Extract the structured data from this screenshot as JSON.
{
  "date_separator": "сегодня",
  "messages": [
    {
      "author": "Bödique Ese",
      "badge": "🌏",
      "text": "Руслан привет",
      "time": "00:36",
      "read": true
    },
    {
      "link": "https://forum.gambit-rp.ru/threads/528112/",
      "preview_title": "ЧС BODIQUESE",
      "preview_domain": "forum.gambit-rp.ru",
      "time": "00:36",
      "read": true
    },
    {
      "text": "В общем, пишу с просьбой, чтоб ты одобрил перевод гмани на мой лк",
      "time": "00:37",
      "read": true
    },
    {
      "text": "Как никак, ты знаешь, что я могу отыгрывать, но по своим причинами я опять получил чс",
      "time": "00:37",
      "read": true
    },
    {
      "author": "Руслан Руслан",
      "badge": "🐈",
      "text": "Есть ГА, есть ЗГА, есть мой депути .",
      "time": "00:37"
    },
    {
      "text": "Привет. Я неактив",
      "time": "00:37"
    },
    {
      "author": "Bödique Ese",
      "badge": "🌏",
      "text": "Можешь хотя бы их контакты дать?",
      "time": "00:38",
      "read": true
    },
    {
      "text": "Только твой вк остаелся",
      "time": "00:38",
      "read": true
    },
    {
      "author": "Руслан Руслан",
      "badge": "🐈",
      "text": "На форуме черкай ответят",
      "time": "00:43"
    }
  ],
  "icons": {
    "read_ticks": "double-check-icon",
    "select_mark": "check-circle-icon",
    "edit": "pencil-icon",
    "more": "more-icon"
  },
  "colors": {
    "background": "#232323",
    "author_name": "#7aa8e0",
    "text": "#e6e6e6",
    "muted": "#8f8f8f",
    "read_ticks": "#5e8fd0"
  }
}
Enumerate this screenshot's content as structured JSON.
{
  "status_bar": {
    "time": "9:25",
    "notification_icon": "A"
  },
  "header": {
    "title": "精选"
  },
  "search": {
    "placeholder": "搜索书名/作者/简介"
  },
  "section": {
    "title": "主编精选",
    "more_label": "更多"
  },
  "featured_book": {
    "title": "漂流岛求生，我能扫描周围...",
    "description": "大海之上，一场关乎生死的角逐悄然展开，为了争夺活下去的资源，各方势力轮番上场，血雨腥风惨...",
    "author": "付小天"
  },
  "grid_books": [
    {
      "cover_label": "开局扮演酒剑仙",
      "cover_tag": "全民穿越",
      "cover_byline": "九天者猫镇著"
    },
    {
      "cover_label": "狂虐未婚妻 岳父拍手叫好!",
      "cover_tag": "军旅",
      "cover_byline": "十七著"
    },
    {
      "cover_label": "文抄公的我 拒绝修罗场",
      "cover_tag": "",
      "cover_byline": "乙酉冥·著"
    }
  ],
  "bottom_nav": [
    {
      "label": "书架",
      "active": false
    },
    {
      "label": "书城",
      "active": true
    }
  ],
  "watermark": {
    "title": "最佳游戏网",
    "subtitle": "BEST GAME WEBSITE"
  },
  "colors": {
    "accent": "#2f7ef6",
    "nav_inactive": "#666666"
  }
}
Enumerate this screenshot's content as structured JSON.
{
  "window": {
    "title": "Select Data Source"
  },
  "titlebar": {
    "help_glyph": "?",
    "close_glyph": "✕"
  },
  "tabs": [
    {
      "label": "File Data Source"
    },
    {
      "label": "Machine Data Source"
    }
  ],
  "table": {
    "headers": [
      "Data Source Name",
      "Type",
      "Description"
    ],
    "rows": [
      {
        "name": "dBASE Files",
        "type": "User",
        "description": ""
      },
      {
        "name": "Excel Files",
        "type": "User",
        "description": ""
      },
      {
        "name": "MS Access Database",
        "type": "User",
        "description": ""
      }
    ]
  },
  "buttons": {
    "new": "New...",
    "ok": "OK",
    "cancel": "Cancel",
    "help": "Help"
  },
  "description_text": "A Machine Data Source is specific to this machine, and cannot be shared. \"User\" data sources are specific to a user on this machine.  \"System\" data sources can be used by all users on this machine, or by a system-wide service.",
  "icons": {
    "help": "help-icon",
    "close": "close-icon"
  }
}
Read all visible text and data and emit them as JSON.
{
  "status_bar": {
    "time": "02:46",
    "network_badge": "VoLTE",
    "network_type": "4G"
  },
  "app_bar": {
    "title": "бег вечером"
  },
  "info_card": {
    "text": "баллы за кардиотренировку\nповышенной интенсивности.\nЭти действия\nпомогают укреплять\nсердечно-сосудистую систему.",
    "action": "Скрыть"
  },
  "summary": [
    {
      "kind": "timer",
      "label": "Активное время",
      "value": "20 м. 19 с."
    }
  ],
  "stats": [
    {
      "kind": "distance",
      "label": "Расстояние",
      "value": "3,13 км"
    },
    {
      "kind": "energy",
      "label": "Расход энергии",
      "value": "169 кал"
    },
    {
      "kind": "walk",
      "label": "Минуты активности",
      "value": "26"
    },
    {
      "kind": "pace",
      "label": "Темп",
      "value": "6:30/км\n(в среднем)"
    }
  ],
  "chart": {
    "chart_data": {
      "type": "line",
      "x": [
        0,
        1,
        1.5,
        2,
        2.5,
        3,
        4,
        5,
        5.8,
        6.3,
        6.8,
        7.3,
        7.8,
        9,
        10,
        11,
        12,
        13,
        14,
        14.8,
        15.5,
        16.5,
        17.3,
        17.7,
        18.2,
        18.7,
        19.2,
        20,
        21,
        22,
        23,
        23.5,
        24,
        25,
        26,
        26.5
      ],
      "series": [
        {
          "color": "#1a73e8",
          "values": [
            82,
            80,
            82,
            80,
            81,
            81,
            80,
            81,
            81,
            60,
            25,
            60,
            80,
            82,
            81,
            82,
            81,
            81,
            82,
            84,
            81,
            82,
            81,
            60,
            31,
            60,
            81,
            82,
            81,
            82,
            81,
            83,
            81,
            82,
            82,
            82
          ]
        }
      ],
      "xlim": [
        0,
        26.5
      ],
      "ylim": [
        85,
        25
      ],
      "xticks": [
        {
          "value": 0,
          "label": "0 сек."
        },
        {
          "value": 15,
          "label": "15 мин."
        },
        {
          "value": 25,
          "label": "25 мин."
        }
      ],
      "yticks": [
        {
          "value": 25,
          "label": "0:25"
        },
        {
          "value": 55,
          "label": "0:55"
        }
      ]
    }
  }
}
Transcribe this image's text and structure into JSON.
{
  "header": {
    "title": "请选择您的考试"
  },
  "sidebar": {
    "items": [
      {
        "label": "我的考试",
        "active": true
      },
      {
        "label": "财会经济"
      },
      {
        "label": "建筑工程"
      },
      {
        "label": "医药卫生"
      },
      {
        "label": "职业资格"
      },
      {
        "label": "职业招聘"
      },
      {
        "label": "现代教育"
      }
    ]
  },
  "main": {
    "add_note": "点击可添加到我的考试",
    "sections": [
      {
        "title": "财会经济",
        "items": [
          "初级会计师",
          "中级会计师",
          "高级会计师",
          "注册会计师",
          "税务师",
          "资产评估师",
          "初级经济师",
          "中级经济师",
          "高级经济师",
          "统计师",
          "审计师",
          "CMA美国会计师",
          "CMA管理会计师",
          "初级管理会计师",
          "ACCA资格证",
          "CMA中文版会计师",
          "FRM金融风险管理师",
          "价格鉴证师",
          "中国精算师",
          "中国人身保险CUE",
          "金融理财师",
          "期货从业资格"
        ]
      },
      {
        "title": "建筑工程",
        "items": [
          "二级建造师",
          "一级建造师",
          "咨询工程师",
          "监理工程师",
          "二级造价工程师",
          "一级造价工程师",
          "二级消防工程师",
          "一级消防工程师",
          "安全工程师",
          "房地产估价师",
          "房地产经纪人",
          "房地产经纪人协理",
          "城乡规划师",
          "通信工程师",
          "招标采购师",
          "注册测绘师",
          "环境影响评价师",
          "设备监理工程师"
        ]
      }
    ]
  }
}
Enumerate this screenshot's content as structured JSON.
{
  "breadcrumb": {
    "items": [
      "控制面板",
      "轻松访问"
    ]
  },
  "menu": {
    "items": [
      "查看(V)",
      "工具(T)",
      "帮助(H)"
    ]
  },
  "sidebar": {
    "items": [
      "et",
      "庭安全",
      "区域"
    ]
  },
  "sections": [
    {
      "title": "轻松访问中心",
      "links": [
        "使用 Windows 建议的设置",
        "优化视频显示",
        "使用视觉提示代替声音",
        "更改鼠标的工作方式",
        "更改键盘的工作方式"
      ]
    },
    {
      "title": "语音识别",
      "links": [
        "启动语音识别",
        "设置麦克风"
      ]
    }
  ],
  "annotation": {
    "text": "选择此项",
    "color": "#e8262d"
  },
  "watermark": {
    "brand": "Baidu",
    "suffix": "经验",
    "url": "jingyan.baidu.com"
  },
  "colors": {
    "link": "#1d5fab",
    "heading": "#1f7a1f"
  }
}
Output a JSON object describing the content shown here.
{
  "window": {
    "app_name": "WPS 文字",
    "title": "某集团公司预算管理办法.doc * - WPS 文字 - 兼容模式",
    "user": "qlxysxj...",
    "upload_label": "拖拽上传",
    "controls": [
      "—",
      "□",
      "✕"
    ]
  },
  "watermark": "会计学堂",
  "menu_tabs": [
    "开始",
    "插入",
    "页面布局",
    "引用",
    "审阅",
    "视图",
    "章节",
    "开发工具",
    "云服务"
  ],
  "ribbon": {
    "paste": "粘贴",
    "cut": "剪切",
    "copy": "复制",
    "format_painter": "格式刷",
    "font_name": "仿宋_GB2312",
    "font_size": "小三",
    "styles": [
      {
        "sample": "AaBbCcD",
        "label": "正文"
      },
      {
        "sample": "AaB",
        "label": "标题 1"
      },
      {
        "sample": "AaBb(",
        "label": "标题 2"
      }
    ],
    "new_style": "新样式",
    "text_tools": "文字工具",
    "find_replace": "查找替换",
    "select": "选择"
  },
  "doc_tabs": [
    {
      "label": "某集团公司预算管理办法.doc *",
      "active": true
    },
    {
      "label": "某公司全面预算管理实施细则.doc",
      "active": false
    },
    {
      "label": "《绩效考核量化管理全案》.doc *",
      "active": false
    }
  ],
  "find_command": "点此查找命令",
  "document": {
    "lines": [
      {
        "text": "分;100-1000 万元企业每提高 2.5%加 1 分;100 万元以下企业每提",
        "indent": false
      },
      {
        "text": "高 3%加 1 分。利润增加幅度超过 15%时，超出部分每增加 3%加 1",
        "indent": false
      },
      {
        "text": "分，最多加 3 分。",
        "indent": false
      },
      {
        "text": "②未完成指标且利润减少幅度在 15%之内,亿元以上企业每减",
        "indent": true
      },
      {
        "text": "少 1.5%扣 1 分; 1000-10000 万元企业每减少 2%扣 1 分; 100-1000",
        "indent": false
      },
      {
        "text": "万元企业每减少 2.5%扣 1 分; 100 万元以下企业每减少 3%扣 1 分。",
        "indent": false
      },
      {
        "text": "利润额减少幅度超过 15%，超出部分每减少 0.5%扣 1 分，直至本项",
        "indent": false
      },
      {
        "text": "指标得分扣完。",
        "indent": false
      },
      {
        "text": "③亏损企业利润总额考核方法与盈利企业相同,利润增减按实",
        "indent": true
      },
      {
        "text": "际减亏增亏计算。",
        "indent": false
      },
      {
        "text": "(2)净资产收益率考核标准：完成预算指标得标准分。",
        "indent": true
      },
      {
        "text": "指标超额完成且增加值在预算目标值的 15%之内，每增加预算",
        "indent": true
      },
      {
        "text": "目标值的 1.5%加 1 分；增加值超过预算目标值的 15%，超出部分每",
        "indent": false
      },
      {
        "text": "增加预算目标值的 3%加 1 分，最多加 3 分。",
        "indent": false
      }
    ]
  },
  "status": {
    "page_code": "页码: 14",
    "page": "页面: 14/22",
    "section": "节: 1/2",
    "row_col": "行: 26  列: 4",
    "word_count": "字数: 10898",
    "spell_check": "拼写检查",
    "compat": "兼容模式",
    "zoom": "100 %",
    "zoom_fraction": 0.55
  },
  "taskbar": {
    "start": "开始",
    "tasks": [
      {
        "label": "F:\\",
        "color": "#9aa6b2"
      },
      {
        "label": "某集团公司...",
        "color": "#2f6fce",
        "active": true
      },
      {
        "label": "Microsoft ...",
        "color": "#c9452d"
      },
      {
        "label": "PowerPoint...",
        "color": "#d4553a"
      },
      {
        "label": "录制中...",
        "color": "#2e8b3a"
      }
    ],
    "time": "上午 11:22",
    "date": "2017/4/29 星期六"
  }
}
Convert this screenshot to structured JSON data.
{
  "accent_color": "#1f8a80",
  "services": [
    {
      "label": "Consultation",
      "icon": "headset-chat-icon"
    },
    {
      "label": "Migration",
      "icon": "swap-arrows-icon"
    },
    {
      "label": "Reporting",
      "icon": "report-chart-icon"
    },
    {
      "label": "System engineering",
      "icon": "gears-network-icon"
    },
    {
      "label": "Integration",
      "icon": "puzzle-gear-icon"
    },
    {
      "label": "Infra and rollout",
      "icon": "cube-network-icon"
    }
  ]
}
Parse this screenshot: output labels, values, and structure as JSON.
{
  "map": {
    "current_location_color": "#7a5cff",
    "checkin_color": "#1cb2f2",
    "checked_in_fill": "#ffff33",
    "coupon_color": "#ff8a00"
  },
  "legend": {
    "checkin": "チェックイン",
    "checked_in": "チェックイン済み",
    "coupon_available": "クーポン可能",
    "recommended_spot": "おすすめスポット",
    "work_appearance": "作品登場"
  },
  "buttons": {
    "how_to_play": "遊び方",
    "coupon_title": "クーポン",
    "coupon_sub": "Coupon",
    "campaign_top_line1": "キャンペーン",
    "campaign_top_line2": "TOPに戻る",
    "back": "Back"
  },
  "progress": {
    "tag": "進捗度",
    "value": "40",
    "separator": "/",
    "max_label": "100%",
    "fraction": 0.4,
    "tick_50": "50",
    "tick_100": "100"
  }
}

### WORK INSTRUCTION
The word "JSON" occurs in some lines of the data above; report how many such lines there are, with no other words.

### SOLUTION TO THIS EXERCISE
9